Healing the Heart
FIGURE skaters have a surreal quality: They are the among the most graceful of athletes, dramatizing their exotic freedom with every move.
Nancy Kerrigan, the 1992 Olympic bronze medal winner, looking toward the gold in 1994, is elegant and ethereal even among her sister athlete-artists. It is therefore all the more shocking that an unidentified man should come out of the stands at a Detroit rink and assault her, apparently with a crowbar, after she finished practicing to defend her title in the US Figure Skating Championships. (Fortunately, despite Ms. Kerrigan's inability to finish competing during the weekend in the US Figure Skating Championship, the US Olympic Committee, exercising its discretion, named her to the team.)
The same day, tennis star Monica Seles announced she was still not ready to play competitively eight months after being stabbed by a spectator at courtside in Germany.
Sociologists and psychologists are finding constant opportunities to theorize about random, senseless violence. When violence, such as drive-by shootings, happens among gang members and drug dealers, it becomes too easy to find pat explanations in terms of perpetrators, victims, and locations. The Kerrigan incident defies such answers.
On the evening of the assault, a conference sponsored by the Rev. Jesse Jackson and the Rainbow Coalition discussed violence in broad, deep terms that went beyond simple explanations and platitudes.
The word ``meanness'' was voiced more than once - expressing the sense that there is a new meanness in this country, a willingness to engage in, and even a taste for, random assaults against others, either by word or deed.
More police on the street, more criminals in jail, less violence on TV, fewer guns - all the restraints being proposed to control 1990s violence need to be applied, with preventive emphasis on education and jobs.
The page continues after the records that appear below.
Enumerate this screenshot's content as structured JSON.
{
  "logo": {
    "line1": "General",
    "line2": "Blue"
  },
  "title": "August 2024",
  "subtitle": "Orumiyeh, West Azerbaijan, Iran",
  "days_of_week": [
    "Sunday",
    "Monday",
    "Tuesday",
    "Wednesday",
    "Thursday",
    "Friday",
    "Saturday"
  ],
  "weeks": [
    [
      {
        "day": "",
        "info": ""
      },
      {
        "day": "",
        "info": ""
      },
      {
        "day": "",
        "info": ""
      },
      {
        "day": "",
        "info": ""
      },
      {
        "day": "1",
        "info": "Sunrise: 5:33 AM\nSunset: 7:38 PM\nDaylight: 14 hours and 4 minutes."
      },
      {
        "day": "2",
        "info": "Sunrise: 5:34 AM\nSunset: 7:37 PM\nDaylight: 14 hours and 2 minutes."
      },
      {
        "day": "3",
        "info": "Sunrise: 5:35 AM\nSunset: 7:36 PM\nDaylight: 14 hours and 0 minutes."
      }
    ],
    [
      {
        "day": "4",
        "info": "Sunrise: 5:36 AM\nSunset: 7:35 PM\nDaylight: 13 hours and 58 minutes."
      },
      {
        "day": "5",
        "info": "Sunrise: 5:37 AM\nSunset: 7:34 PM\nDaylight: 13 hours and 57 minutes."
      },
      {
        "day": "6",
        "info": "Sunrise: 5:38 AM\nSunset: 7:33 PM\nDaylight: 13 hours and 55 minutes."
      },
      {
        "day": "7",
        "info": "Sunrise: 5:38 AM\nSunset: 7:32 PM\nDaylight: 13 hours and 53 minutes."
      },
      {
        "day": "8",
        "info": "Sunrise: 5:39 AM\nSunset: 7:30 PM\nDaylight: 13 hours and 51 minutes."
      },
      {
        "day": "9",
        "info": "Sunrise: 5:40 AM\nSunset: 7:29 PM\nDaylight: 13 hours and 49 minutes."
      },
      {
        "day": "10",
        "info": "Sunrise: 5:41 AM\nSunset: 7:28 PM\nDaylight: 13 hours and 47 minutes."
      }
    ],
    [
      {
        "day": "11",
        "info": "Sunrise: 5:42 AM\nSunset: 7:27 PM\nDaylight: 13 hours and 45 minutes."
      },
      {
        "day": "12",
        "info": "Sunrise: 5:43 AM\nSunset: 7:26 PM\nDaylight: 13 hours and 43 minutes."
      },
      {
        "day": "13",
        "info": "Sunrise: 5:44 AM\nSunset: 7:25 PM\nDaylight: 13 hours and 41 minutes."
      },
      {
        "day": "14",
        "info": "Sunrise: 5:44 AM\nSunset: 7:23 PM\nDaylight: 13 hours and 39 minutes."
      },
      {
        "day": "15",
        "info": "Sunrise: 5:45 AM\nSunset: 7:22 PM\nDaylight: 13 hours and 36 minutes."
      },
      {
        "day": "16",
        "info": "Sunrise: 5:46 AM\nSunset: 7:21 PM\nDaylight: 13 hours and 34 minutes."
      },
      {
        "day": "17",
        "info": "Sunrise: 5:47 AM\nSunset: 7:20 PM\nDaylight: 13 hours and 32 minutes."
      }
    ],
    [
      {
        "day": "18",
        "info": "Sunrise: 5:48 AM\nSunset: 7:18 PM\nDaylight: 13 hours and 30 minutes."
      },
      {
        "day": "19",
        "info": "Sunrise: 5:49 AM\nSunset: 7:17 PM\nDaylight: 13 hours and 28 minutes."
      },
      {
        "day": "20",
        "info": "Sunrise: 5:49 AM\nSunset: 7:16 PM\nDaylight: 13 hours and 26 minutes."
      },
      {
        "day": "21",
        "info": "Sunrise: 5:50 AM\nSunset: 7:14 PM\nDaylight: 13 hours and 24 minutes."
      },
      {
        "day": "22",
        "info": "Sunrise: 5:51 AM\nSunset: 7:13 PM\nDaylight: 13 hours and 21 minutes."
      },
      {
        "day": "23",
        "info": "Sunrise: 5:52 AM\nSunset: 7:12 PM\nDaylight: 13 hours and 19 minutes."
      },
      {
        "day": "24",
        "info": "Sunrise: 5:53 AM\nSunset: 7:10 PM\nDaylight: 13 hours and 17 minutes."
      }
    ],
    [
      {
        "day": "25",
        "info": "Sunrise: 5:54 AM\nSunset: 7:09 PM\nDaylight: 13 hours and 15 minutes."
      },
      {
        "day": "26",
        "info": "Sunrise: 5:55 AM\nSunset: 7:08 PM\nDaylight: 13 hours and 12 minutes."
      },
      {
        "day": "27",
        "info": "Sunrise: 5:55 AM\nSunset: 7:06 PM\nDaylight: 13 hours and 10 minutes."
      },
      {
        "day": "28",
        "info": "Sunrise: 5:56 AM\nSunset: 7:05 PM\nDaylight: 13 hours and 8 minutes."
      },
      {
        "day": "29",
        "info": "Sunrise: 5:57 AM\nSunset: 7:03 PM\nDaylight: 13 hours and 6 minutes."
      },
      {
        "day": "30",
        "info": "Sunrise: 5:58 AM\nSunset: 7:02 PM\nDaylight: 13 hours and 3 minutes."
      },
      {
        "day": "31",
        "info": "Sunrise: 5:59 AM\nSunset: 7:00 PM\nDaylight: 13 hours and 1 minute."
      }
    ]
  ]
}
But such external approaches, while helpful, will not by themselves improve the national climate and bring inner peace to those parts of society exploding with anger. The true realists are those who recognize that the meanness will ease when there is a healing of the heart.